## Aim of the task:
Set down the listing again, word for word.
+---+
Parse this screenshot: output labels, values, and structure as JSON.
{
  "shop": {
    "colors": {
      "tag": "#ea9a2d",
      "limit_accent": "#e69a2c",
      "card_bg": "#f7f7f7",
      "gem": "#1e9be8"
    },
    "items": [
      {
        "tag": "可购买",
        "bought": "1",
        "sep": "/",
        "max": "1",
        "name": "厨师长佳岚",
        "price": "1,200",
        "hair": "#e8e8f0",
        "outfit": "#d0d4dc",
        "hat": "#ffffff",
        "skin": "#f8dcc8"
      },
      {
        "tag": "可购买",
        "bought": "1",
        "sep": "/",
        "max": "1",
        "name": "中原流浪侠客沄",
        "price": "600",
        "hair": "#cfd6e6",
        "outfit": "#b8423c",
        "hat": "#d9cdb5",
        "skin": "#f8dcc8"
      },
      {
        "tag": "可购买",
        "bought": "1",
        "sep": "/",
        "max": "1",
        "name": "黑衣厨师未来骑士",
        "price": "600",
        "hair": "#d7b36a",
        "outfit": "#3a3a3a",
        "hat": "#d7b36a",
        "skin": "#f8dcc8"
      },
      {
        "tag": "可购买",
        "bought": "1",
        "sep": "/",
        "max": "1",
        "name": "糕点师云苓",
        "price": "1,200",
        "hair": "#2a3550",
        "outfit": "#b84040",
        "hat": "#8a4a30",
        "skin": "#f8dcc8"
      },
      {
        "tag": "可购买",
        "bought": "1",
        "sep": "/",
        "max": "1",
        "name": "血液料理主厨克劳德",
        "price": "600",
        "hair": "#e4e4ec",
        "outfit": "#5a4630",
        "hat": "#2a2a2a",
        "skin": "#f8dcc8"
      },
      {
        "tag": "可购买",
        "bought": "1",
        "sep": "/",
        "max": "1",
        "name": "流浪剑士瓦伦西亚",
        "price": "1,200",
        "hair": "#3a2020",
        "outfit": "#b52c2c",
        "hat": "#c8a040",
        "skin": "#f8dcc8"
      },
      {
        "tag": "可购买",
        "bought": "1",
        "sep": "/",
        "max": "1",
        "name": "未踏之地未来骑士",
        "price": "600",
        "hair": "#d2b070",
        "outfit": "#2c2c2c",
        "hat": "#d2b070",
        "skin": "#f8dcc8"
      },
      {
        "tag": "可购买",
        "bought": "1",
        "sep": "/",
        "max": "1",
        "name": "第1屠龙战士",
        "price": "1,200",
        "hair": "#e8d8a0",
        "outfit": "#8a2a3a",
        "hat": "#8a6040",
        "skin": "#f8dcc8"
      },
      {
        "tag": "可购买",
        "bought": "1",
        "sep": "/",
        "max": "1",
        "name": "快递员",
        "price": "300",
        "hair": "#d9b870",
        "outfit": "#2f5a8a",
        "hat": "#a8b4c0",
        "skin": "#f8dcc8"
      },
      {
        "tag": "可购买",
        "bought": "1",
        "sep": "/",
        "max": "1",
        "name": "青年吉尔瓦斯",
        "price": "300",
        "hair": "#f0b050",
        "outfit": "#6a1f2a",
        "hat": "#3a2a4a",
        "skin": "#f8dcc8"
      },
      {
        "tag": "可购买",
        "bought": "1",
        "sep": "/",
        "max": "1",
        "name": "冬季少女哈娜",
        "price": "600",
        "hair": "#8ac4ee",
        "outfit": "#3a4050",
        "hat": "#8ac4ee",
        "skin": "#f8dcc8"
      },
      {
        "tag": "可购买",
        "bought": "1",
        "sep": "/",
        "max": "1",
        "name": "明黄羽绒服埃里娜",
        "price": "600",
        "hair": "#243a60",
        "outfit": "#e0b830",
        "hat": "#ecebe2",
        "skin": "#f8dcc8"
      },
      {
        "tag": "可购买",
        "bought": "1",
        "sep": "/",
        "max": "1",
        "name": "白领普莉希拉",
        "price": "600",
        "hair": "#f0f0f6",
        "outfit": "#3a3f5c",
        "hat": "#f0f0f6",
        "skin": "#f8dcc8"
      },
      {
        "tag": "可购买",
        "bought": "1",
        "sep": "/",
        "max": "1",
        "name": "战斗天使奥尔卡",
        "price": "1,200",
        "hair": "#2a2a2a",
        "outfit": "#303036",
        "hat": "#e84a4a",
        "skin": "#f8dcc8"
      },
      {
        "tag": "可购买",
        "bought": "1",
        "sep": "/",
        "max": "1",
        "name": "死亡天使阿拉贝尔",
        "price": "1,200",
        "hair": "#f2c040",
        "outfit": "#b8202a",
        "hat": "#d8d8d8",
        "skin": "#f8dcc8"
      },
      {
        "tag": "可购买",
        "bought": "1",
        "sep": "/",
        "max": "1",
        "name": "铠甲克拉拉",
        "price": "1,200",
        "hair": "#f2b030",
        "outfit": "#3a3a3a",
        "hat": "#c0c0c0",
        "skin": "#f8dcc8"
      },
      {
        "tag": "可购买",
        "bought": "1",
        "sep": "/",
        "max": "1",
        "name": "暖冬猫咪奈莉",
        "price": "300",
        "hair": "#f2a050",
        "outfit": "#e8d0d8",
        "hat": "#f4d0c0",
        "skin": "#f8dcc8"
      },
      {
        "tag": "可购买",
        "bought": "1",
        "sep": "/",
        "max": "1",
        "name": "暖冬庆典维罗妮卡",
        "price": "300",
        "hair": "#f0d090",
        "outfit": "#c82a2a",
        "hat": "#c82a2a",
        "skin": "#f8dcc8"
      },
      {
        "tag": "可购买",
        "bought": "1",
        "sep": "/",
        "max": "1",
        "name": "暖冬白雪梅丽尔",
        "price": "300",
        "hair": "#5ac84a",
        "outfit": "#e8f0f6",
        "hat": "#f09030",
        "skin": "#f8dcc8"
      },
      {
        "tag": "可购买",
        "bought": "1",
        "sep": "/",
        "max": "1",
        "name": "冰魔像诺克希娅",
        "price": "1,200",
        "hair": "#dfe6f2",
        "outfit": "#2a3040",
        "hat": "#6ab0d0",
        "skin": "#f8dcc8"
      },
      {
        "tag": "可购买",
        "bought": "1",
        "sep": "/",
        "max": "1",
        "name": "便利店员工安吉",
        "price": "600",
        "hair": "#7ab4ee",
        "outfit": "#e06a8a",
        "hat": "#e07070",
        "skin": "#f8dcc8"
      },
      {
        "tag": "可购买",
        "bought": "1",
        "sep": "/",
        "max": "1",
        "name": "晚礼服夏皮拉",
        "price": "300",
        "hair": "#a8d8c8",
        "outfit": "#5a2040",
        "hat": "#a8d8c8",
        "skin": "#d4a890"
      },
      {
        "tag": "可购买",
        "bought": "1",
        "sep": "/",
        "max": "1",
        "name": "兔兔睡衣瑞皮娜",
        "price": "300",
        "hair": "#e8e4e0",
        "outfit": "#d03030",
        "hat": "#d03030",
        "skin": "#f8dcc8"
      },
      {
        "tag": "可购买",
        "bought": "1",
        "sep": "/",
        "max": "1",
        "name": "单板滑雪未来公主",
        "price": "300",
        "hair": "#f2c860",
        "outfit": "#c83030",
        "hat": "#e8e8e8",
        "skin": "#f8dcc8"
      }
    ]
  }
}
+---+
## Written answer:
Parse this screenshot: output labels, values, and structure as JSON.
{
  "shop": {
    "colors": {
      "tag": "#ea9a2d",
      "limit_accent": "#e69a2c",
      "card_bg": "#f7f7f7",
      "gem": "#1e9be8"
    },
    "items": [
      {
        "tag": "可购买",
        "bought": "1",
        "sep": "/",
        "max": "1",
        "name": "厨师长佳岚",
        "price": "1,200",
        "hair": "#e8e8f0",
        "outfit": "#d0d4dc",
        "hat": "#ffffff",
        "skin": "#f8dcc8"
      },
      {
        "tag": "可购买",
        "bought": "1",
        "sep": "/",
        "max": "1",
        "name": "中原流浪侠客沄",
        "price": "600",
        "hair": "#cfd6e6",
        "outfit": "#b8423c",
        "hat": "#d9cdb5",
        "skin": "#f8dcc8"
      },
      {
        "tag": "可购买",
        "bought": "1",
        "sep": "/",
        "max": "1",
        "name": "黑衣厨师未来骑士",
        "price": "600",
        "hair": "#d7b36a",
        "outfit": "#3a3a3a",
        "hat": "#d7b36a",
        "skin": "#f8dcc8"
      },
      {
        "tag": "可购买",
        "bought": "1",
        "sep": "/",
        "max": "1",
        "name": "糕点师云苓",
        "price": "1,200",
        "hair": "#2a3550",
        "outfit": "#b84040",
        "hat": "#8a4a30",
        "skin": "#f8dcc8"
      },
      {
        "tag": "可购买",
        "bought": "1",
        "sep": "/",
        "max": "1",
        "name": "血液料理主厨克劳德",
        "price": "600",
        "hair": "#e4e4ec",
        "outfit": "#5a4630",
        "hat": "#2a2a2a",
        "skin": "#f8dcc8"
      },
      {
        "tag": "可购买",
        "bought": "1",
        "sep": "/",
        "max": "1",
        "name": "流浪剑士瓦伦西亚",
        "price": "1,200",
        "hair": "#3a2020",
        "outfit": "#b52c2c",
        "hat": "#c8a040",
        "skin": "#f8dcc8"
      },
      {
        "tag": "可购买",
        "bought": "1",
        "sep": "/",
        "max": "1",
        "name": "未踏之地未来骑士",
        "price": "600",
        "hair": "#d2b070",
        "outfit": "#2c2c2c",
        "hat": "#d2b070",
        "skin": "#f8dcc8"
      },
      {
        "tag": "可购买",
        "bought": "1",
        "sep": "/",
        "max": "1",
        "name": "第1屠龙战士",
        "price": "1,200",
        "hair": "#e8d8a0",
        "outfit": "#8a2a3a",
        "hat": "#8a6040",
        "skin": "#f8dcc8"
      },
      {
        "tag": "可购买",
        "bought": "1",
        "sep": "/",
        "max": "1",
        "name": "快递员",
        "price": "300",
        "hair": "#d9b870",
        "outfit": "#2f5a8a",
        "hat": "#a8b4c0",
        "skin": "#f8dcc8"
      },
      {
        "tag": "可购买",
        "bought": "1",
        "sep": "/",
        "max": "1",
        "name": "青年吉尔瓦斯",
        "price": "300",
        "hair": "#f0b050",
        "outfit": "#6a1f2a",
        "hat": "#3a2a4a",
        "skin": "#f8dcc8"
      },
      {
        "tag": "可购买",
        "bought": "1",
        "sep": "/",
        "max": "1",
        "name": "冬季少女哈娜",
        "price": "600",
        "hair": "#8ac4ee",
        "outfit": "#3a4050",
        "hat": "#8ac4ee",
        "skin": "#f8dcc8"
      },
      {
        "tag": "可购买",
        "bought": "1",
        "sep": "/",
        "max": "1",
        "name": "明黄羽绒服埃里娜",
        "price": "600",
        "hair": "#243a60",
        "outfit": "#e0b830",
        "hat": "#ecebe2",
        "skin": "#f8dcc8"
      },
      {
        "tag": "可购买",
        "bought": "1",
        "sep": "/",
        "max": "1",
        "name": "白领普莉希拉",
        "price": "600",
        "hair": "#f0f0f6",
        "outfit": "#3a3f5c",
        "hat": "#f0f0f6",
        "skin": "#f8dcc8"
      },
      {
        "tag": "可购买",
        "bought": "1",
        "sep": "/",
        "max": "1",
        "name": "战斗天使奥尔卡",
        "price": "1,200",
        "hair": "#2a2a2a",
        "outfit": "#303036",
        "hat": "#e84a4a",
        "skin": "#f8dcc8"
      },
      {
        "tag": "可购买",
        "bought": "1",
        "sep": "/",
        "max": "1",
        "name": "死亡天使阿拉贝尔",
        "price": "1,200",
        "hair": "#f2c040",
        "outfit": "#b8202a",
        "hat": "#d8d8d8",
        "skin": "#f8dcc8"
      },
      {
        "tag": "可购买",
        "bought": "1",
        "sep": "/",
        "max": "1",
        "name": "铠甲克拉拉",
        "price": "1,200",
        "hair": "#f2b030",
        "outfit": "#3a3a3a",
        "hat": "#c0c0c0",
        "skin": "#f8dcc8"
      },
      {
        "tag": "可购买",
        "bought": "1",
        "sep": "/",
        "max": "1",
        "name": "暖冬猫咪奈莉",
        "price": "300",
        "hair": "#f2a050",
        "outfit": "#e8d0d8",
        "hat": "#f4d0c0",
        "skin": "#f8dcc8"
      },
      {
        "tag": "可购买",
        "bought": "1",
        "sep": "/",
        "max": "1",
        "name": "暖冬庆典维罗妮卡",
        "price": "300",
        "hair": "#f0d090",
        "outfit": "#c82a2a",
        "hat": "#c82a2a",
        "skin": "#f8dcc8"
      },
      {
        "tag": "可购买",
        "bought": "1",
        "sep": "/",
        "max": "1",
        "name": "暖冬白雪梅丽尔",
        "price": "300",
        "hair": "#5ac84a",
        "outfit": "#e8f0f6",
        "hat": "#f09030",
        "skin": "#f8dcc8"
      },
      {
        "tag": "可购买",
        "bought": "1",
        "sep": "/",
        "max": "1",
        "name": "冰魔像诺克希娅",
        "price": "1,200",
        "hair": "#dfe6f2",
        "outfit": "#2a3040",
        "hat": "#6ab0d0",
        "skin": "#f8dcc8"
      },
      {
        "tag": "可购买",
        "bought": "1",
        "sep": "/",
        "max": "1",
        "name": "便利店员工安吉",
        "price": "600",
        "hair": "#7ab4ee",
        "outfit": "#e06a8a",
        "hat": "#e07070",
        "skin": "#f8dcc8"
      },
      {
        "tag": "可购买",
        "bought": "1",
        "sep": "/",
        "max": "1",
        "name": "晚礼服夏皮拉",
        "price": "300",
        "hair": "#a8d8c8",
        "outfit": "#5a2040",
        "hat": "#a8d8c8",
        "skin": "#d4a890"
      },
      {
        "tag": "可购买",
        "bought": "1",
        "sep": "/",
        "max": "1",
        "name": "兔兔睡衣瑞皮娜",
        "price": "300",
        "hair": "#e8e4e0",
        "outfit": "#d03030",
        "hat": "#d03030",
        "skin": "#f8dcc8"
      },
      {
        "tag": "可购买",
        "bought": "1",
        "sep": "/",
        "max": "1",
        "name": "单板滑雪未来公主",
        "price": "300",
        "hair": "#f2c860",
        "outfit": "#c83030",
        "hat": "#e8e8e8",
        "skin": "#f8dcc8"
      }
    ]
  }
}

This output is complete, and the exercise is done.